Stored data:
▼▼▼
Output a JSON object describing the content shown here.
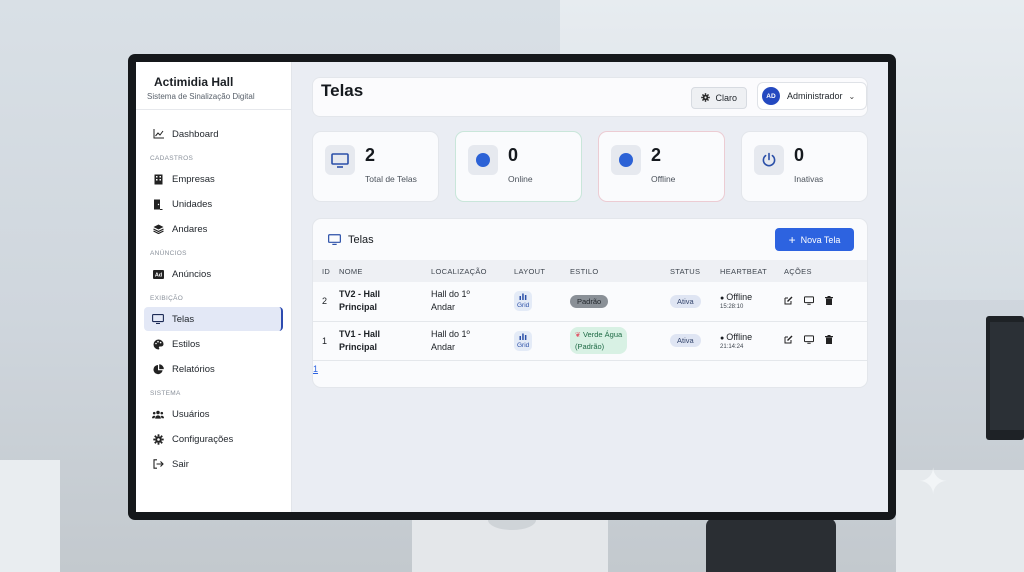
{
  "app": {
    "brand_title": "Actimidia Hall",
    "brand_subtitle": "Sistema de Sinalização Digital"
  },
  "sidebar": {
    "dashboard": "Dashboard",
    "sections": {
      "cadastros": "CADASTROS",
      "anuncios": "ANÚNCIOS",
      "exibicao": "EXIBIÇÃO",
      "sistema": "SISTEMA"
    },
    "items": {
      "empresas": "Empresas",
      "unidades": "Unidades",
      "andares": "Andares",
      "anuncios": "Anúncios",
      "telas": "Telas",
      "estilos": "Estilos",
      "relatorios": "Relatórios",
      "usuarios": "Usuários",
      "configuracoes": "Configurações",
      "sair": "Sair"
    },
    "active_item": "telas"
  },
  "header": {
    "title": "Telas",
    "theme_label": "Claro",
    "user_initials": "AD",
    "user_name": "Administrador"
  },
  "stats": [
    {
      "value": "2",
      "label": "Total de Telas",
      "icon": "monitor-icon"
    },
    {
      "value": "0",
      "label": "Online",
      "icon": "blue-dot-icon"
    },
    {
      "value": "2",
      "label": "Offline",
      "icon": "blue-dot-icon"
    },
    {
      "value": "0",
      "label": "Inativas",
      "icon": "power-icon"
    }
  ],
  "table_card": {
    "title": "Telas",
    "new_button": "Nova Tela",
    "columns": {
      "id": "ID",
      "nome": "NOME",
      "localizacao": "LOCALIZAÇÃO",
      "layout": "LAYOUT",
      "estilo": "ESTILO",
      "status": "STATUS",
      "heartbeat": "HEARTBEAT",
      "acoes": "AÇÕES"
    },
    "rows": [
      {
        "id": "2",
        "nome_1": "TV2 - Hall",
        "nome_2": "Principal",
        "loc_1": "Hall do 1º",
        "loc_2": "Andar",
        "layout": "Grid",
        "estilo": "Padrão",
        "status": "Ativa",
        "heartbeat": "Offline",
        "heartbeat_time": "15:28:10"
      },
      {
        "id": "1",
        "nome_1": "TV1 - Hall",
        "nome_2": "Principal",
        "loc_1": "Hall do 1º",
        "loc_2": "Andar",
        "layout": "Grid",
        "estilo_1": "Verde Água",
        "estilo_2": "(Padrão)",
        "status": "Ativa",
        "heartbeat": "Offline",
        "heartbeat_time": "21:14:24"
      }
    ],
    "page": "1"
  },
  "colors": {
    "accent": "#2d63e0",
    "avatar": "#2449c0",
    "online_border": "#c9e6da",
    "offline_border": "#ecccd3"
  }
}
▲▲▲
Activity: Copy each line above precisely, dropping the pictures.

Output of the task:
Output a JSON object describing the content shown here.
{
  "app": {
    "brand_title": "Actimidia Hall",
    "brand_subtitle": "Sistema de Sinalização Digital"
  },
  "sidebar": {
    "dashboard": "Dashboard",
    "sections": {
      "cadastros": "CADASTROS",
      "anuncios": "ANÚNCIOS",
      "exibicao": "EXIBIÇÃO",
      "sistema": "SISTEMA"
    },
    "items": {
      "empresas": "Empresas",
      "unidades": "Unidades",
      "andares": "Andares",
      "anuncios": "Anúncios",
      "telas": "Telas",
      "estilos": "Estilos",
      "relatorios": "Relatórios",
      "usuarios": "Usuários",
      "configuracoes": "Configurações",
      "sair": "Sair"
    },
    "active_item": "telas"
  },
  "header": {
    "title": "Telas",
    "theme_label": "Claro",
    "user_initials": "AD",
    "user_name": "Administrador"
  },
  "stats": [
    {
      "value": "2",
      "label": "Total de Telas",
      "icon": "monitor-icon"
    },
    {
      "value": "0",
      "label": "Online",
      "icon": "blue-dot-icon"
    },
    {
      "value": "2",
      "label": "Offline",
      "icon": "blue-dot-icon"
    },
    {
      "value": "0",
      "label": "Inativas",
      "icon": "power-icon"
    }
  ],
  "table_card": {
    "title": "Telas",
    "new_button": "Nova Tela",
    "columns": {
      "id": "ID",
      "nome": "NOME",
      "localizacao": "LOCALIZAÇÃO",
      "layout": "LAYOUT",
      "estilo": "ESTILO",
      "status": "STATUS",
      "heartbeat": "HEARTBEAT",
      "acoes": "AÇÕES"
    },
    "rows": [
      {
        "id": "2",
        "nome_1": "TV2 - Hall",
        "nome_2": "Principal",
        "loc_1": "Hall do 1º",
        "loc_2": "Andar",
        "layout": "Grid",
        "estilo": "Padrão",
        "status": "Ativa",
        "heartbeat": "Offline",
        "heartbeat_time": "15:28:10"
      },
      {
        "id": "1",
        "nome_1": "TV1 - Hall",
        "nome_2": "Principal",
        "loc_1": "Hall do 1º",
        "loc_2": "Andar",
        "layout": "Grid",
        "estilo_1": "Verde Água",
        "estilo_2": "(Padrão)",
        "status": "Ativa",
        "heartbeat": "Offline",
        "heartbeat_time": "21:14:24"
      }
    ],
    "page": "1"
  },
  "colors": {
    "accent": "#2d63e0",
    "avatar": "#2449c0",
    "online_border": "#c9e6da",
    "offline_border": "#ecccd3"
  }
}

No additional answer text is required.